The gang’s recruitment and abuse of young girls is not just a security issue, it is also cultural, according to Clara Ines, the director of Medellin women’s rights NGO Vamos Mujer. “In the context of the war, and in the context of the ‘narcotisation’ of the culture, women have gone from being thought of as sexual objects to becoming merchandise,” she says. “Women have become the spoils of war.”
The Medellin authorities say they are aware of the practice but their efforts to tackle it are limited by the silence that surrounds the issue.
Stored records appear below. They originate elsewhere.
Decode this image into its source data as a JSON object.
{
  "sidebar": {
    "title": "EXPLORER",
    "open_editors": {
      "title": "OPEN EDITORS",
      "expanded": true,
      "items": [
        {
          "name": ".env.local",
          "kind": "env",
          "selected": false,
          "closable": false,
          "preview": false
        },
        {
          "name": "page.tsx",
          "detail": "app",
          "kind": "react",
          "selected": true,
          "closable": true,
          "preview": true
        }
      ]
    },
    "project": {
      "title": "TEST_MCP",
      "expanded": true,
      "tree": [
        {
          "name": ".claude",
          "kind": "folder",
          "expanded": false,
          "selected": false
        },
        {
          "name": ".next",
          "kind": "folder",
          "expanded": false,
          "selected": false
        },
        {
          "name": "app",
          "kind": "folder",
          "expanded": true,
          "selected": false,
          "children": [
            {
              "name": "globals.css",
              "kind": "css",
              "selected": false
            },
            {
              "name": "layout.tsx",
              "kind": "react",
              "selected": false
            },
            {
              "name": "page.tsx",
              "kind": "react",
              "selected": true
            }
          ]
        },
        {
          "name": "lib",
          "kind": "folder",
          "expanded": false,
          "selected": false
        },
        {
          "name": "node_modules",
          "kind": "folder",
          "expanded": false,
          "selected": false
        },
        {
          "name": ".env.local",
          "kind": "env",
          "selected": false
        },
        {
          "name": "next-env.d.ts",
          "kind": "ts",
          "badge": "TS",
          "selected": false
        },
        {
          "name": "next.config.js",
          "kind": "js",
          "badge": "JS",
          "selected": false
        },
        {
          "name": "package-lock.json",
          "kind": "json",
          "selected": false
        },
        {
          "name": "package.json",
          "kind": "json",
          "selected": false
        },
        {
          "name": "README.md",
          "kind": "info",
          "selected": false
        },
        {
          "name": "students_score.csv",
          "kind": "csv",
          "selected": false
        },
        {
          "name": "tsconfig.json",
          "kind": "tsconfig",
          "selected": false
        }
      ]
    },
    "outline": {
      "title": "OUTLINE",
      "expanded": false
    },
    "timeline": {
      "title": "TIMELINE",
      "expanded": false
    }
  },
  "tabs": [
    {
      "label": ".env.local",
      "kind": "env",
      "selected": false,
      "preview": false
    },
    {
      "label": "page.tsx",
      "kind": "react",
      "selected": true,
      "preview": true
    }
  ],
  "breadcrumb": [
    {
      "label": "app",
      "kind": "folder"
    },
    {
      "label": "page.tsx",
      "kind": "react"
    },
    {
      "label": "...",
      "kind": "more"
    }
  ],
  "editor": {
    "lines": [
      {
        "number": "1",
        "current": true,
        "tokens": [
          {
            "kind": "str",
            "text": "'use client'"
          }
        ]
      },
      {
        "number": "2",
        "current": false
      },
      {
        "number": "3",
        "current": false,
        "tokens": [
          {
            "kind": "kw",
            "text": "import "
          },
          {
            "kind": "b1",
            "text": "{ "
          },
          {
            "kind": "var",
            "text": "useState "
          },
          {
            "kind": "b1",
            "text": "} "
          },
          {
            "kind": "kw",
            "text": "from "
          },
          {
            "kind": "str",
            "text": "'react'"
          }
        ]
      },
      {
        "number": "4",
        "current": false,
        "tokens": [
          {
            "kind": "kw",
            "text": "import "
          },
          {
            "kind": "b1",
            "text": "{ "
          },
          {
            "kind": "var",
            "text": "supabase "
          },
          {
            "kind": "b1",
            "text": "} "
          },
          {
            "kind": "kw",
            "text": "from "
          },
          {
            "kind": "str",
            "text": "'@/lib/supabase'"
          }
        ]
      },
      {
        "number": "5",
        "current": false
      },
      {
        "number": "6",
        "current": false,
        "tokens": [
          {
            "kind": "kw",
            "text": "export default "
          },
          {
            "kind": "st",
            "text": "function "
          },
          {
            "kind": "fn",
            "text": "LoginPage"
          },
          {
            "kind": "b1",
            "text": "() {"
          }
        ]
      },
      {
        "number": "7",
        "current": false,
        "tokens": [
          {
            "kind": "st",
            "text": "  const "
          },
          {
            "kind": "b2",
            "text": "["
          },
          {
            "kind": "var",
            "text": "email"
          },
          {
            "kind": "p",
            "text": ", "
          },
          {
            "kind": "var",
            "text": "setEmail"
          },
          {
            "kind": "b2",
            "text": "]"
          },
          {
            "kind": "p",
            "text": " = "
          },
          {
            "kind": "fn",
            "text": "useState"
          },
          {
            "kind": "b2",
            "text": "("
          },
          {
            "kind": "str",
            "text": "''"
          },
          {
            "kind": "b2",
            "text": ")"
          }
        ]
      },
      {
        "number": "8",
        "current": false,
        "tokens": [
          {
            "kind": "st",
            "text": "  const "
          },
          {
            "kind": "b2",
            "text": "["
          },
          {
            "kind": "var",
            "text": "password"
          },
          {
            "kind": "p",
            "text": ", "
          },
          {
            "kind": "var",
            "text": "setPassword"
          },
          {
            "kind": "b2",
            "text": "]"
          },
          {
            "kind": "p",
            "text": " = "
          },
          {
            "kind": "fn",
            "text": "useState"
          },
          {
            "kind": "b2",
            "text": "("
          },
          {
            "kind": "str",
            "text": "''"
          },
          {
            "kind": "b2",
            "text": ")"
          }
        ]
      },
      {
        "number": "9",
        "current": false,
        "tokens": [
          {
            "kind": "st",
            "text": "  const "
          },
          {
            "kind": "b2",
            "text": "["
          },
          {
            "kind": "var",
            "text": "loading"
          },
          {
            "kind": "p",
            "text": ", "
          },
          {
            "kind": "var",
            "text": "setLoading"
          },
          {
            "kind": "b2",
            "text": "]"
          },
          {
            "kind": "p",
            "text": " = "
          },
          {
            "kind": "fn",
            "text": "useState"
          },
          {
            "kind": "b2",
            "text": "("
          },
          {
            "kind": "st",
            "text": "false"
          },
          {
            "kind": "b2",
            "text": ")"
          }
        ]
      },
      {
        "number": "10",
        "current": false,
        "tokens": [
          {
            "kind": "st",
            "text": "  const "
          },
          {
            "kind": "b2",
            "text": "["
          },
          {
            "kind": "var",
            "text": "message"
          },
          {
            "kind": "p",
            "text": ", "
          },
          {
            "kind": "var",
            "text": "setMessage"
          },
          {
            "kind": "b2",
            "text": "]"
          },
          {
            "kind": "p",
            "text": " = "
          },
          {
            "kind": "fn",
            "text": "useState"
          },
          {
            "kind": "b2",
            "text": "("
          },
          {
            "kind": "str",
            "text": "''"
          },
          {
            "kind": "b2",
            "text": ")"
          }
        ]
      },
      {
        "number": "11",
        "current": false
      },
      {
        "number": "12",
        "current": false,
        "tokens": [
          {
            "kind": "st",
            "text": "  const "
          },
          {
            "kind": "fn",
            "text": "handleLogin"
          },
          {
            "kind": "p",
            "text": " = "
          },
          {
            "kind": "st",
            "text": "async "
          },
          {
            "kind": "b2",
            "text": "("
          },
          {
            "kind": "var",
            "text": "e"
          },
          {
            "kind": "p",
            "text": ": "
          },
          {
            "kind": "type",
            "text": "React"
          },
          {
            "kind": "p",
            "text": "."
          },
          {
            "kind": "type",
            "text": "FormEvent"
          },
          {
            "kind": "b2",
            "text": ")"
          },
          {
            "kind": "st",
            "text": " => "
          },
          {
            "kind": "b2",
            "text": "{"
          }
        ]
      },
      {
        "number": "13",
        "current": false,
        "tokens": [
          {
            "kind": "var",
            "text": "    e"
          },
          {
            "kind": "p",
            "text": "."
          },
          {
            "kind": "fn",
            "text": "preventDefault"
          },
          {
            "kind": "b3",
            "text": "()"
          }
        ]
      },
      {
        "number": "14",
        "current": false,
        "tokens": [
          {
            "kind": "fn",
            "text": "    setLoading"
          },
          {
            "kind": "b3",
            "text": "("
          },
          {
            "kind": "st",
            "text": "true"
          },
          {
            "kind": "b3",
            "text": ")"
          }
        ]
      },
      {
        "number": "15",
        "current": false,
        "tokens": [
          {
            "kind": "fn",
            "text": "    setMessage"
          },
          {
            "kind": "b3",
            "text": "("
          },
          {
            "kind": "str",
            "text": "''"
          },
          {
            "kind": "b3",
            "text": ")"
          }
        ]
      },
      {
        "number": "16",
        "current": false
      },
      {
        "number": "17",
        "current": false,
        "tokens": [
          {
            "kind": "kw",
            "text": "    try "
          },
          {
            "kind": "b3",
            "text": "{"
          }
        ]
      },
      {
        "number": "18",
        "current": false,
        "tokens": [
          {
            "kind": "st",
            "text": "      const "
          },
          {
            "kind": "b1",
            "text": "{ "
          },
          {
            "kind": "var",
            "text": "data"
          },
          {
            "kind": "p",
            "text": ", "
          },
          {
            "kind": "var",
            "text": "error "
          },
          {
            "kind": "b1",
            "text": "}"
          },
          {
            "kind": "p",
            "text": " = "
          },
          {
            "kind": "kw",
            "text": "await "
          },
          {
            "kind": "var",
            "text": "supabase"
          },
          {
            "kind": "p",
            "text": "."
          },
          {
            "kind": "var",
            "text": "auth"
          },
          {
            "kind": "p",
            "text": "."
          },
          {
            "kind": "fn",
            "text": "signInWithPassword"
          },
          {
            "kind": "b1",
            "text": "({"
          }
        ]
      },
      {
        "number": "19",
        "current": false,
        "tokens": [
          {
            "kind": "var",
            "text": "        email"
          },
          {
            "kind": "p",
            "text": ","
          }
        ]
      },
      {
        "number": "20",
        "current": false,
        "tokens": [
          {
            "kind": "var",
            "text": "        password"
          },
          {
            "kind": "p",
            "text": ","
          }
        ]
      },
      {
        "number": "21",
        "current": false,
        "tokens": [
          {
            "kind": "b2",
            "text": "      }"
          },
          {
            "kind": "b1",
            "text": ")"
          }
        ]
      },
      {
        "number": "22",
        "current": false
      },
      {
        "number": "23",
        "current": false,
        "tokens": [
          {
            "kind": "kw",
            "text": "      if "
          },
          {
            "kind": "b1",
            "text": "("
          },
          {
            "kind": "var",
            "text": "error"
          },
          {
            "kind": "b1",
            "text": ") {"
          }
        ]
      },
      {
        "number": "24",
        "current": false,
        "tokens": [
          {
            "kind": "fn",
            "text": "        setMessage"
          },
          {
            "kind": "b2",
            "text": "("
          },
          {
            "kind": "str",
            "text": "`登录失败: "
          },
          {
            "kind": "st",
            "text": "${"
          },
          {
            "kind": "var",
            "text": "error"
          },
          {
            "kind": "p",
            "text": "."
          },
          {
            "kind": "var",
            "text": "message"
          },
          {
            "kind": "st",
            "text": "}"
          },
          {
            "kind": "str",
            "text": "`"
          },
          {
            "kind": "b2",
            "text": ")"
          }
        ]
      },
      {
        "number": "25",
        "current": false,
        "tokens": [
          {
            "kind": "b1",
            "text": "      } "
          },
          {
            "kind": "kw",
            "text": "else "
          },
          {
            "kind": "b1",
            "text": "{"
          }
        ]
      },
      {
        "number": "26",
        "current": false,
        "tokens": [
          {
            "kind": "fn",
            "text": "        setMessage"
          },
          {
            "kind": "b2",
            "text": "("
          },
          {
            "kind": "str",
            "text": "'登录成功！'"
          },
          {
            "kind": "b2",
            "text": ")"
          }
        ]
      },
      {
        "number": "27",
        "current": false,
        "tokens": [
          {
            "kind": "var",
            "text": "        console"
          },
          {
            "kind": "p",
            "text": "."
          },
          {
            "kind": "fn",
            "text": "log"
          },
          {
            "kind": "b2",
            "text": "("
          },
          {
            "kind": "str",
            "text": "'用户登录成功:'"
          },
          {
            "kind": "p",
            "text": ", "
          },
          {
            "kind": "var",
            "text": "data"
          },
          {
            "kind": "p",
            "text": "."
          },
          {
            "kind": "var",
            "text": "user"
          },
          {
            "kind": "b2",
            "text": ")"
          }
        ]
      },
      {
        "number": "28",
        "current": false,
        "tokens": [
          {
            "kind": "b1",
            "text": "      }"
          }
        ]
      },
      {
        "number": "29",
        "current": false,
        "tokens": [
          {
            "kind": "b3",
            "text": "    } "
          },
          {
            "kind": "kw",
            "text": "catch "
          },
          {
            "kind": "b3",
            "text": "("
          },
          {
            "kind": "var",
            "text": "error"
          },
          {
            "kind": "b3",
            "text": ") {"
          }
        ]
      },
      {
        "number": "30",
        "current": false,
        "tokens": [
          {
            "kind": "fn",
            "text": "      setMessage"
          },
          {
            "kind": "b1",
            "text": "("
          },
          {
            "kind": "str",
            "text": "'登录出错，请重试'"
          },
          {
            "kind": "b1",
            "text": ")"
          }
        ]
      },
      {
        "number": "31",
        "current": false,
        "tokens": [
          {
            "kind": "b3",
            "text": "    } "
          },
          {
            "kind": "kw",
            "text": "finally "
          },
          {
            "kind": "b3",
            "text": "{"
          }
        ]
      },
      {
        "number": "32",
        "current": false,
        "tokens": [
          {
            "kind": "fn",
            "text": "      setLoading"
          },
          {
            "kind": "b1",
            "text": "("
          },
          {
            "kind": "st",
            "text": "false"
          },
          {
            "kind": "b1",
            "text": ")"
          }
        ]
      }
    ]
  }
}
They also say they are hamstrung by the fact that many of the children being groomed for the sex trade enter into gang life voluntarily.
“From a very early age they look at it as something natural, something normal,” says Jesus Sanchez, the Medellin human rights ombudsman. “There are cases where the parents call attention to it, they ask the state to intervene, but the child says they don’t want to be part of a protection program, they want to stay in the environment and belong to the group.”
However, many of those working with the victims say the response of the authorities has been weak.
“This phenomenon exists and it is getting worse every day, but there is no state or police action,” says Pardo.
Pardo believes the situation is a clear example of the growing gulf between the facade Medellin now presents to the world, and the reality of poverty and violence still rampant in the comunas, where child prostitution and virgin auctions are just another daily horror to endure.
“This has become part of the landscape, part of the cruel reality of the other Medellin – the one that is not visible, the one that does not appear in the media, that does not involve grand construction projects and fancy restaurants,” says Pardo. “In the comunas it is lack of opportunity and poverty that reigns.”